▶ **WHAT IS REQUIRED**
Pick out each line of the records in which the word "facebook" appears.

▶ **DATA TO USE**
━━━━━━━━━━━━━━━━

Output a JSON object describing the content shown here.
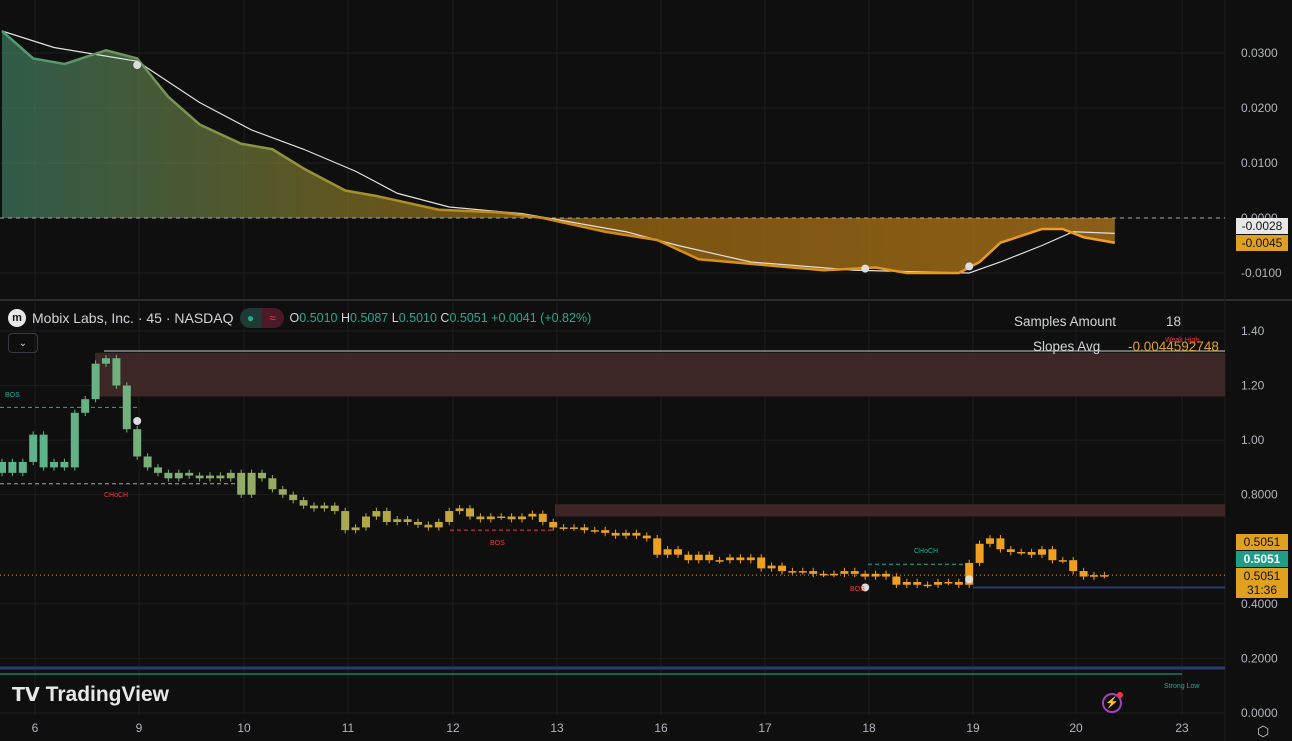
{
  "header": {
    "symbol": "Mobix Labs, Inc. · 45 · NASDAQ",
    "logo": "m",
    "open_label": "O",
    "open": "0.5010",
    "high_label": "H",
    "high": "0.5087",
    "low_label": "L",
    "low": "0.5010",
    "close_label": "C",
    "close": "0.5051",
    "change": "+0.0041 (+0.82%)"
  },
  "stats": {
    "samples_label": "Samples Amount",
    "samples_value": "18",
    "slopes_label": "Slopes Avg",
    "slopes_value": "-0.0044592748"
  },
  "brand": "TradingView",
  "annotations": {
    "bos1": "BOS",
    "choch1": "CHoCH",
    "bos2": "BOS",
    "choch2": "CHoCH",
    "bos3": "BOS",
    "weak_high": "Weak High",
    "strong_low": "Strong Low"
  },
  "tags": {
    "osc_white": "-0.0028",
    "osc_orange": "-0.0045",
    "price1": "0.5051",
    "price2": "0.5051",
    "price3": "0.5051",
    "countdown": "31:36"
  },
  "colors": {
    "up": "#5fb38a",
    "down": "#f0a020",
    "zone": "#3d2626",
    "blue": "#283a70",
    "teal": "#22ab94"
  },
  "chart_data": [
    {
      "type": "line",
      "title": "Oscillator",
      "yticks": [
        "0.0300",
        "0.0200",
        "0.0100",
        "0.0000",
        "-0.0100"
      ],
      "ytick_values": [
        0.03,
        0.02,
        0.01,
        0,
        -0.01
      ],
      "series": [
        {
          "name": "orange",
          "points": [
            [
              0,
              0.034
            ],
            [
              3,
              0.029
            ],
            [
              6,
              0.028
            ],
            [
              10,
              0.0305
            ],
            [
              13,
              0.029
            ],
            [
              16,
              0.022
            ],
            [
              19,
              0.017
            ],
            [
              23,
              0.0135
            ],
            [
              26,
              0.0125
            ],
            [
              29,
              0.009
            ],
            [
              33,
              0.005
            ],
            [
              36,
              0.004
            ],
            [
              42,
              0.0015
            ],
            [
              48,
              0.001
            ],
            [
              52,
              0
            ],
            [
              58,
              -0.0025
            ],
            [
              63,
              -0.004
            ],
            [
              67,
              -0.0075
            ],
            [
              73,
              -0.0085
            ],
            [
              79,
              -0.0095
            ],
            [
              84,
              -0.009
            ],
            [
              87,
              -0.01
            ],
            [
              92,
              -0.01
            ],
            [
              94,
              -0.008
            ],
            [
              96,
              -0.0045
            ],
            [
              100,
              -0.002
            ],
            [
              102,
              -0.002
            ],
            [
              104,
              -0.0035
            ],
            [
              107,
              -0.0045
            ]
          ]
        },
        {
          "name": "white",
          "points": [
            [
              0,
              0.034
            ],
            [
              5,
              0.031
            ],
            [
              13,
              0.0285
            ],
            [
              19,
              0.021
            ],
            [
              24,
              0.016
            ],
            [
              29,
              0.0125
            ],
            [
              34,
              0.0085
            ],
            [
              38,
              0.0045
            ],
            [
              43,
              0.002
            ],
            [
              50,
              0.0008
            ],
            [
              54,
              -0.0005
            ],
            [
              60,
              -0.0025
            ],
            [
              65,
              -0.005
            ],
            [
              72,
              -0.008
            ],
            [
              82,
              -0.0095
            ],
            [
              93,
              -0.01
            ],
            [
              96,
              -0.008
            ],
            [
              100,
              -0.005
            ],
            [
              103,
              -0.0025
            ],
            [
              107,
              -0.0028
            ]
          ]
        }
      ],
      "markers": [
        [
          13,
          0.0278
        ],
        [
          83,
          -0.0092
        ],
        [
          93,
          -0.0088
        ]
      ]
    },
    {
      "type": "candlestick",
      "title": "Mobix Labs, Inc. 45",
      "xticks": [
        "6",
        "9",
        "10",
        "11",
        "12",
        "13",
        "16",
        "17",
        "18",
        "19",
        "20",
        "23"
      ],
      "yticks": [
        "1.40",
        "1.20",
        "1.00",
        "0.8000",
        "0.4000",
        "0.2000",
        "0.0000"
      ],
      "ytick_values": [
        1.4,
        1.2,
        1.0,
        0.8,
        0.4,
        0.2,
        0
      ],
      "closes": [
        0.92,
        0.88,
        0.92,
        1.02,
        0.9,
        0.92,
        0.9,
        1.1,
        1.15,
        1.28,
        1.3,
        1.2,
        1.04,
        0.94,
        0.9,
        0.88,
        0.86,
        0.88,
        0.87,
        0.86,
        0.87,
        0.86,
        0.88,
        0.8,
        0.88,
        0.86,
        0.82,
        0.8,
        0.78,
        0.76,
        0.75,
        0.76,
        0.74,
        0.67,
        0.68,
        0.72,
        0.74,
        0.7,
        0.71,
        0.7,
        0.69,
        0.68,
        0.7,
        0.74,
        0.75,
        0.72,
        0.71,
        0.72,
        0.72,
        0.71,
        0.72,
        0.73,
        0.7,
        0.68,
        0.68,
        0.68,
        0.67,
        0.67,
        0.66,
        0.65,
        0.66,
        0.65,
        0.64,
        0.58,
        0.6,
        0.58,
        0.56,
        0.58,
        0.56,
        0.56,
        0.57,
        0.56,
        0.57,
        0.53,
        0.54,
        0.52,
        0.52,
        0.52,
        0.51,
        0.51,
        0.51,
        0.52,
        0.51,
        0.5,
        0.51,
        0.5,
        0.47,
        0.48,
        0.47,
        0.47,
        0.48,
        0.48,
        0.47,
        0.55,
        0.62,
        0.64,
        0.6,
        0.59,
        0.59,
        0.58,
        0.6,
        0.56,
        0.56,
        0.52,
        0.5,
        0.505,
        0.5051
      ],
      "first_open": 0.88,
      "last_price": 0.5051,
      "markers": [
        [
          13,
          1.07
        ],
        [
          83,
          0.46
        ],
        [
          93,
          0.49
        ]
      ],
      "zones": [
        [
          1.16,
          1.32
        ],
        [
          0.72,
          0.765
        ]
      ],
      "levels": {
        "bos1": 1.12,
        "choch1": 0.84,
        "bos2": 0.67,
        "choch2": 0.545,
        "blue1": 0.46,
        "blue2": 0.165,
        "strong_low": 0.143
      }
    }
  ]
}
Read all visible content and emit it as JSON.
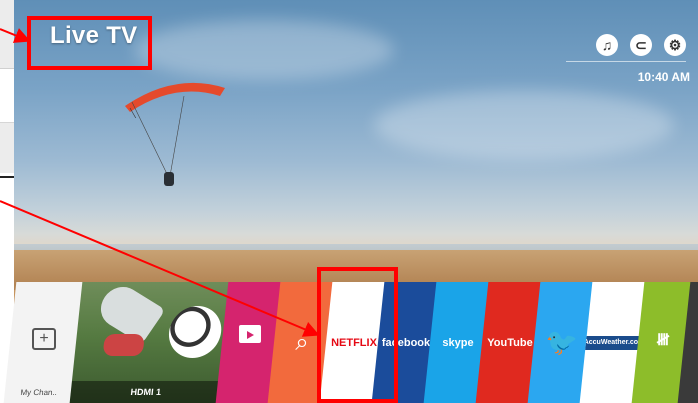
{
  "screen": {
    "title": "Live TV",
    "clock": "10:40 AM",
    "top_icons": [
      "music-note-icon",
      "input-switch-icon",
      "settings-gear-icon"
    ]
  },
  "launcher": {
    "items": [
      {
        "label": "My Chan..",
        "icon": "add-channel-icon"
      },
      {
        "label": "HDMI 1",
        "icon": "hdmi-input-thumbnail"
      },
      {
        "label": "",
        "icon": "lg-content-store-icon"
      },
      {
        "label": "",
        "icon": "search-icon"
      },
      {
        "label": "NETFLIX",
        "icon": "netflix-logo"
      },
      {
        "label": "facebook",
        "icon": "facebook-logo"
      },
      {
        "label": "skype",
        "icon": "skype-logo"
      },
      {
        "label": "YouTube",
        "icon": "youtube-logo"
      },
      {
        "label": "",
        "icon": "twitter-bird-icon"
      },
      {
        "label": "AccuWeather.com",
        "icon": "accuweather-logo"
      },
      {
        "label": "",
        "icon": "antenna-icon"
      }
    ]
  },
  "colors": {
    "annotation": "#ff0000",
    "netflix": "#e50914",
    "facebook": "#1b4c9b",
    "store": "#d5246e",
    "search": "#f26a3d",
    "skype": "#1aa4e8",
    "youtube": "#e0291f",
    "twitter": "#2ba7f0",
    "antenna": "#8dbd2a"
  }
}
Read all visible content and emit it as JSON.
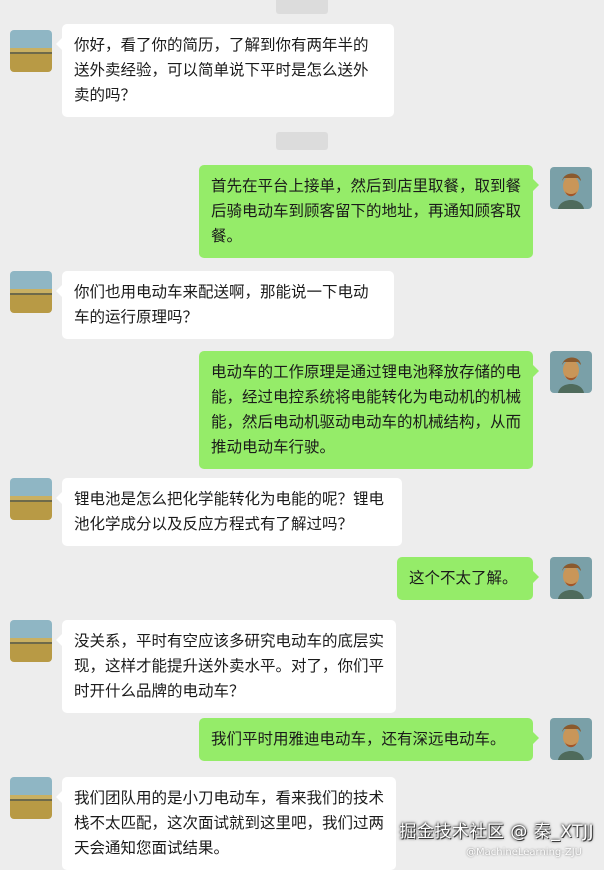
{
  "conversation": [
    {
      "side": "in",
      "text": "你好，看了你的简历，了解到你有两年半的送外卖经验，可以简单说下平时是怎么送外卖的吗？"
    },
    {
      "side": "out",
      "text": "首先在平台上接单，然后到店里取餐，取到餐后骑电动车到顾客留下的地址，再通知顾客取餐。"
    },
    {
      "side": "in",
      "text": "你们也用电动车来配送啊，那能说一下电动车的运行原理吗？"
    },
    {
      "side": "out",
      "text": "电动车的工作原理是通过锂电池释放存储的电能，经过电控系统将电能转化为电动机的机械能，然后电动机驱动电动车的机械结构，从而推动电动车行驶。"
    },
    {
      "side": "in",
      "text": "锂电池是怎么把化学能转化为电能的呢？锂电池化学成分以及反应方程式有了解过吗？"
    },
    {
      "side": "out",
      "text": "这个不太了解。"
    },
    {
      "side": "in",
      "text": "没关系，平时有空应该多研究电动车的底层实现，这样才能提升送外卖水平。对了，你们平时开什么品牌的电动车？"
    },
    {
      "side": "out",
      "text": "我们平时用雅迪电动车，还有深远电动车。"
    },
    {
      "side": "in",
      "text": "我们团队用的是小刀电动车，看来我们的技术栈不太匹配，这次面试就到这里吧，我们过两天会通知您面试结果。"
    }
  ],
  "watermark": {
    "main": "掘金技术社区 @ 秦_XTJJ",
    "sub": "@MachineLearning-ZJU"
  },
  "colors": {
    "background": "#ededed",
    "incoming_bubble": "#ffffff",
    "outgoing_bubble": "#95ec69"
  },
  "icons": {
    "incoming_avatar": "landscape-avatar-icon",
    "outgoing_avatar": "portrait-avatar-icon"
  }
}
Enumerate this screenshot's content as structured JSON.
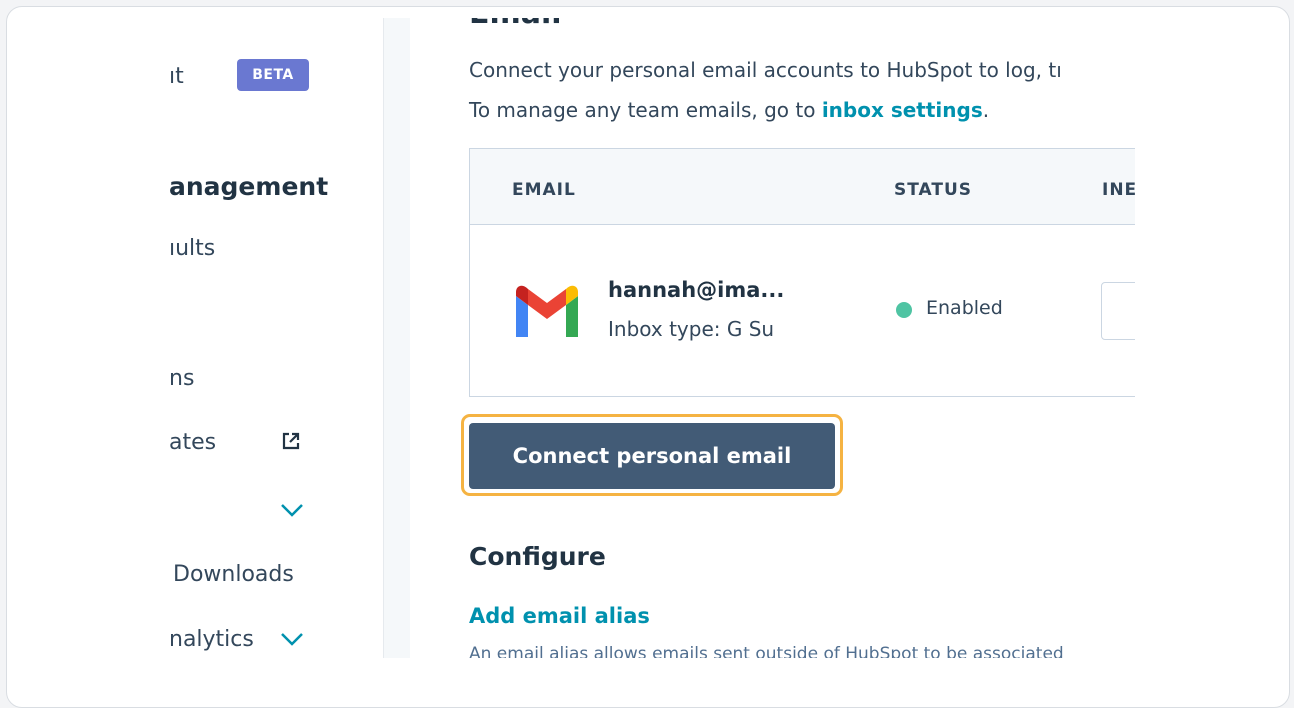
{
  "sidebar": {
    "items": [
      {
        "label": "ıt"
      },
      {
        "label": "anagement"
      },
      {
        "label": "ıults"
      },
      {
        "label": "ns"
      },
      {
        "label": "ates"
      },
      {
        "label": "Downloads"
      },
      {
        "label": "nalytics"
      }
    ],
    "beta_badge": "BETA"
  },
  "main": {
    "heading": "Email",
    "intro_line1": "Connect your personal email accounts to HubSpot to log, tı",
    "intro_line2_prefix": "To manage any team emails, go to ",
    "intro_link": "inbox settings",
    "intro_line2_suffix": ".",
    "table": {
      "columns": [
        "EMAIL",
        "STATUS",
        "INE"
      ],
      "row": {
        "email": "hannah@ima...",
        "inbox_type": "Inbox type: G Su",
        "status": "Enabled"
      }
    },
    "connect_button": "Connect personal email",
    "configure_heading": "Configure",
    "alias_link": "Add email alias",
    "alias_description": "An email alias allows emails sent outside of HubSpot to be associated"
  },
  "colors": {
    "accent": "#0091ae",
    "button": "#425b76",
    "focus_ring": "#f5b342",
    "status_enabled": "#4fc4a3",
    "beta": "#6a78d1"
  },
  "icons": {
    "external_link": "external-link-icon",
    "chevron": "chevron-down-icon",
    "gmail": "gmail-logo-icon"
  }
}
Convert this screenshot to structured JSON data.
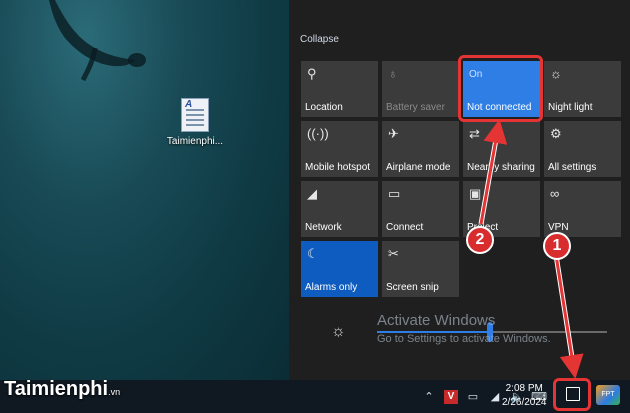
{
  "desktop": {
    "icon_label": "Taimienphi...",
    "icon_glyph": "A"
  },
  "action_center": {
    "collapse_label": "Collapse",
    "tiles": [
      {
        "label": "Location",
        "icon": "location-icon"
      },
      {
        "label": "Battery saver",
        "icon": "battery-saver-icon"
      },
      {
        "label": "Not connected",
        "status": "On",
        "icon": "wifi-icon"
      },
      {
        "label": "Night light",
        "icon": "night-light-icon"
      },
      {
        "label": "Mobile hotspot",
        "icon": "hotspot-icon"
      },
      {
        "label": "Airplane mode",
        "icon": "airplane-icon"
      },
      {
        "label": "Nearby sharing",
        "icon": "nearby-sharing-icon"
      },
      {
        "label": "All settings",
        "icon": "settings-icon"
      },
      {
        "label": "Network",
        "icon": "network-icon"
      },
      {
        "label": "Connect",
        "icon": "connect-icon"
      },
      {
        "label": "Project",
        "icon": "project-icon"
      },
      {
        "label": "VPN",
        "icon": "vpn-icon"
      },
      {
        "label": "Alarms only",
        "icon": "moon-icon"
      },
      {
        "label": "Screen snip",
        "icon": "screen-snip-icon"
      }
    ],
    "watermark_title": "Activate Windows",
    "watermark_sub": "Go to Settings to activate Windows."
  },
  "taskbar": {
    "time": "2:08 PM",
    "date": "2/26/2024",
    "v_icon_text": "V"
  },
  "branding": {
    "logo_text": "Taimienphi",
    "logo_sub": ".vn",
    "fpt_text": "FPT"
  },
  "annotations": {
    "badge1": "1",
    "badge2": "2",
    "color": "#e53434"
  },
  "colors": {
    "accent": "#2e7ee6",
    "tile": "#3b3b3b",
    "panel": "#1f1f1f"
  }
}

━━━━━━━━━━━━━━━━

▶ **EXERCISE RESPONSE**
        "label": "facebook",
        "icon": "facebook-logo"
    "facebook": "#1b4c9b",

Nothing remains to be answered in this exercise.